### [EXERCISE OBJECTIVE]
Make an exact copy of the records, with the pictures left out.

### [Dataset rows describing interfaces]
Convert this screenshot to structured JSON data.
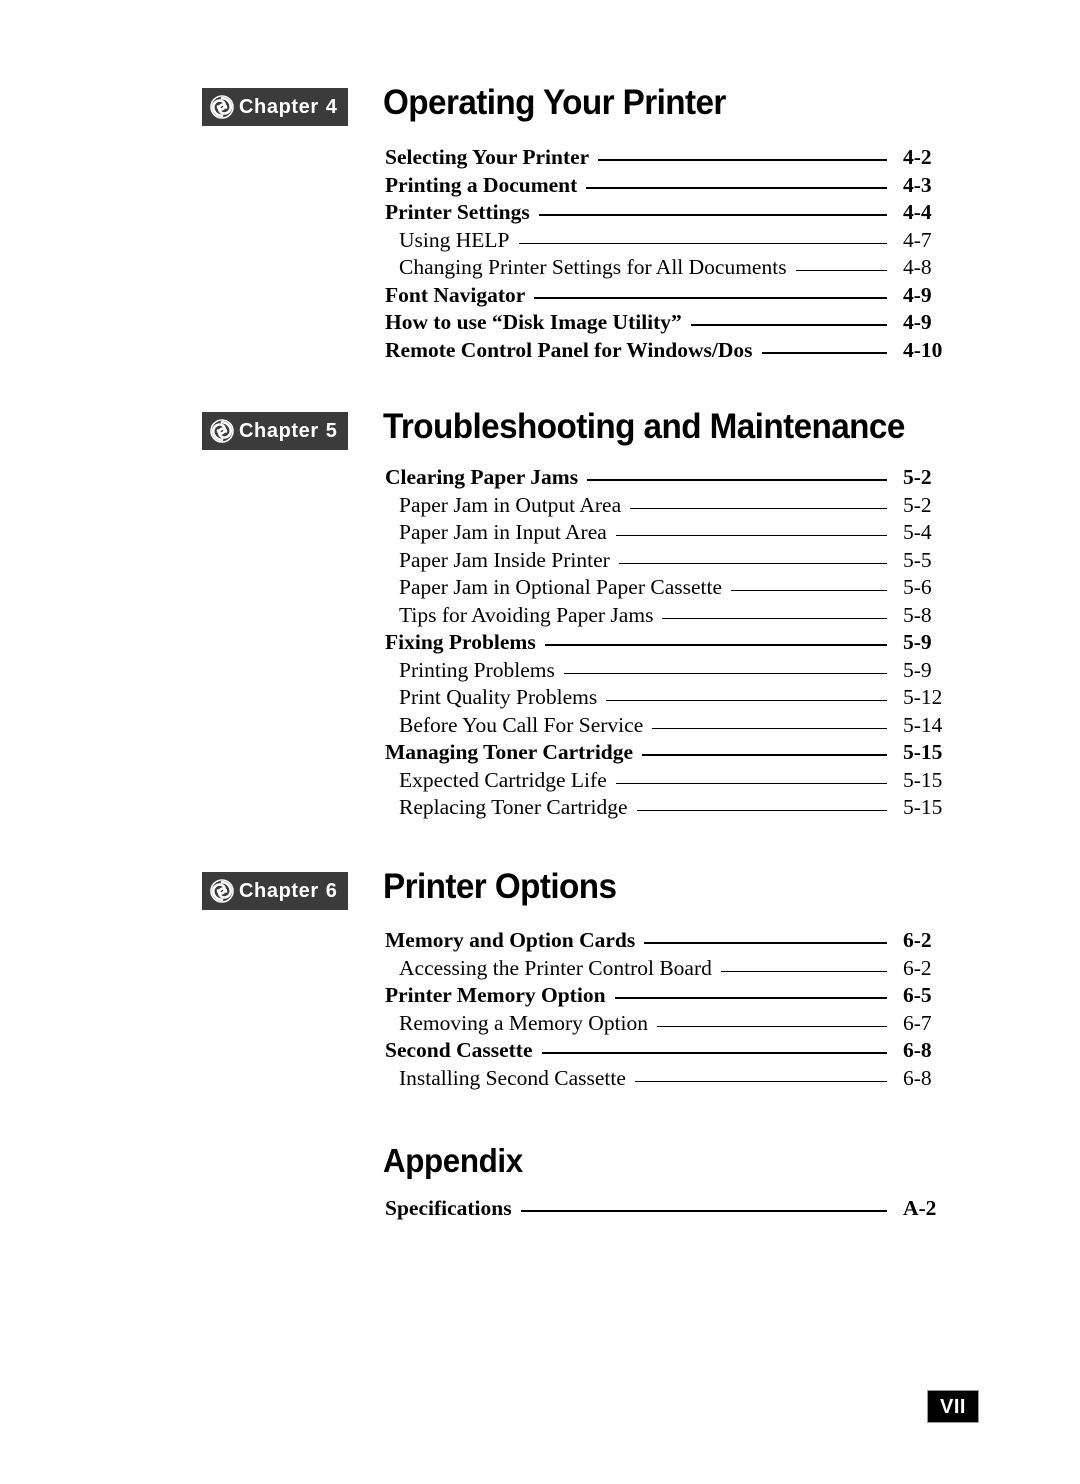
{
  "document": {
    "page_label": "VII",
    "badge_word": "Chapter",
    "badge_icon": "spiral-swirl-icon"
  },
  "sections": [
    {
      "badge_number": "4",
      "title": "Operating Your Printer",
      "has_badge": true,
      "entries": [
        {
          "label": "Selecting Your Printer",
          "page": "4-2",
          "level": 1
        },
        {
          "label": "Printing a Document",
          "page": "4-3",
          "level": 1
        },
        {
          "label": "Printer Settings",
          "page": "4-4",
          "level": 1
        },
        {
          "label": "Using HELP",
          "page": "4-7",
          "level": 2
        },
        {
          "label": "Changing Printer Settings for All Documents",
          "page": "4-8",
          "level": 2
        },
        {
          "label": "Font Navigator",
          "page": "4-9",
          "level": 1
        },
        {
          "label": "How to use “Disk Image Utility”",
          "page": "4-9",
          "level": 1
        },
        {
          "label": "Remote Control Panel for Windows/Dos",
          "page": "4-10",
          "level": 1
        }
      ]
    },
    {
      "badge_number": "5",
      "title": "Troubleshooting and Maintenance",
      "has_badge": true,
      "entries": [
        {
          "label": "Clearing Paper Jams",
          "page": "5-2",
          "level": 1
        },
        {
          "label": "Paper Jam in Output Area",
          "page": "5-2",
          "level": 2
        },
        {
          "label": "Paper Jam in Input Area",
          "page": "5-4",
          "level": 2
        },
        {
          "label": "Paper Jam Inside Printer",
          "page": "5-5",
          "level": 2
        },
        {
          "label": "Paper Jam in Optional Paper Cassette",
          "page": "5-6",
          "level": 2
        },
        {
          "label": "Tips for Avoiding Paper Jams",
          "page": "5-8",
          "level": 2
        },
        {
          "label": "Fixing Problems",
          "page": "5-9",
          "level": 1
        },
        {
          "label": "Printing Problems",
          "page": "5-9",
          "level": 2
        },
        {
          "label": "Print Quality Problems",
          "page": "5-12",
          "level": 2
        },
        {
          "label": "Before You Call For Service",
          "page": "5-14",
          "level": 2
        },
        {
          "label": "Managing Toner Cartridge",
          "page": "5-15",
          "level": 1
        },
        {
          "label": "Expected Cartridge Life",
          "page": "5-15",
          "level": 2
        },
        {
          "label": "Replacing Toner Cartridge",
          "page": "5-15",
          "level": 2
        }
      ]
    },
    {
      "badge_number": "6",
      "title": "Printer Options",
      "has_badge": true,
      "entries": [
        {
          "label": "Memory and Option Cards",
          "page": "6-2",
          "level": 1
        },
        {
          "label": "Accessing the Printer Control Board",
          "page": "6-2",
          "level": 2
        },
        {
          "label": "Printer Memory Option",
          "page": "6-5",
          "level": 1
        },
        {
          "label": "Removing a Memory Option",
          "page": "6-7",
          "level": 2
        },
        {
          "label": "Second Cassette",
          "page": "6-8",
          "level": 1
        },
        {
          "label": "Installing Second Cassette",
          "page": "6-8",
          "level": 2
        }
      ]
    },
    {
      "badge_number": "",
      "title": "Appendix",
      "has_badge": false,
      "entries": [
        {
          "label": "Specifications",
          "page": "A-2",
          "level": 1
        }
      ]
    }
  ],
  "layout": {
    "section_tops": [
      88,
      412,
      872,
      1140
    ],
    "toc_tops": [
      145,
      465,
      928,
      1196
    ]
  },
  "colors": {
    "badge_background": "#3b3b3b",
    "badge_text": "#ffffff",
    "page_number_background": "#000000",
    "page_number_text": "#ffffff",
    "text": "#000000",
    "paper": "#ffffff"
  }
}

### [REPLY]
Convert this screenshot to structured JSON data.
{
  "document": {
    "page_label": "VII",
    "badge_word": "Chapter",
    "badge_icon": "spiral-swirl-icon"
  },
  "sections": [
    {
      "badge_number": "4",
      "title": "Operating Your Printer",
      "has_badge": true,
      "entries": [
        {
          "label": "Selecting Your Printer",
          "page": "4-2",
          "level": 1
        },
        {
          "label": "Printing a Document",
          "page": "4-3",
          "level": 1
        },
        {
          "label": "Printer Settings",
          "page": "4-4",
          "level": 1
        },
        {
          "label": "Using HELP",
          "page": "4-7",
          "level": 2
        },
        {
          "label": "Changing Printer Settings for All Documents",
          "page": "4-8",
          "level": 2
        },
        {
          "label": "Font Navigator",
          "page": "4-9",
          "level": 1
        },
        {
          "label": "How to use “Disk Image Utility”",
          "page": "4-9",
          "level": 1
        },
        {
          "label": "Remote Control Panel for Windows/Dos",
          "page": "4-10",
          "level": 1
        }
      ]
    },
    {
      "badge_number": "5",
      "title": "Troubleshooting and Maintenance",
      "has_badge": true,
      "entries": [
        {
          "label": "Clearing Paper Jams",
          "page": "5-2",
          "level": 1
        },
        {
          "label": "Paper Jam in Output Area",
          "page": "5-2",
          "level": 2
        },
        {
          "label": "Paper Jam in Input Area",
          "page": "5-4",
          "level": 2
        },
        {
          "label": "Paper Jam Inside Printer",
          "page": "5-5",
          "level": 2
        },
        {
          "label": "Paper Jam in Optional Paper Cassette",
          "page": "5-6",
          "level": 2
        },
        {
          "label": "Tips for Avoiding Paper Jams",
          "page": "5-8",
          "level": 2
        },
        {
          "label": "Fixing Problems",
          "page": "5-9",
          "level": 1
        },
        {
          "label": "Printing Problems",
          "page": "5-9",
          "level": 2
        },
        {
          "label": "Print Quality Problems",
          "page": "5-12",
          "level": 2
        },
        {
          "label": "Before You Call For Service",
          "page": "5-14",
          "level": 2
        },
        {
          "label": "Managing Toner Cartridge",
          "page": "5-15",
          "level": 1
        },
        {
          "label": "Expected Cartridge Life",
          "page": "5-15",
          "level": 2
        },
        {
          "label": "Replacing Toner Cartridge",
          "page": "5-15",
          "level": 2
        }
      ]
    },
    {
      "badge_number": "6",
      "title": "Printer Options",
      "has_badge": true,
      "entries": [
        {
          "label": "Memory and Option Cards",
          "page": "6-2",
          "level": 1
        },
        {
          "label": "Accessing the Printer Control Board",
          "page": "6-2",
          "level": 2
        },
        {
          "label": "Printer Memory Option",
          "page": "6-5",
          "level": 1
        },
        {
          "label": "Removing a Memory Option",
          "page": "6-7",
          "level": 2
        },
        {
          "label": "Second Cassette",
          "page": "6-8",
          "level": 1
        },
        {
          "label": "Installing Second Cassette",
          "page": "6-8",
          "level": 2
        }
      ]
    },
    {
      "badge_number": "",
      "title": "Appendix",
      "has_badge": false,
      "entries": [
        {
          "label": "Specifications",
          "page": "A-2",
          "level": 1
        }
      ]
    }
  ],
  "layout": {
    "section_tops": [
      88,
      412,
      872,
      1140
    ],
    "toc_tops": [
      145,
      465,
      928,
      1196
    ]
  },
  "colors": {
    "badge_background": "#3b3b3b",
    "badge_text": "#ffffff",
    "page_number_background": "#000000",
    "page_number_text": "#ffffff",
    "text": "#000000",
    "paper": "#ffffff"
  }
}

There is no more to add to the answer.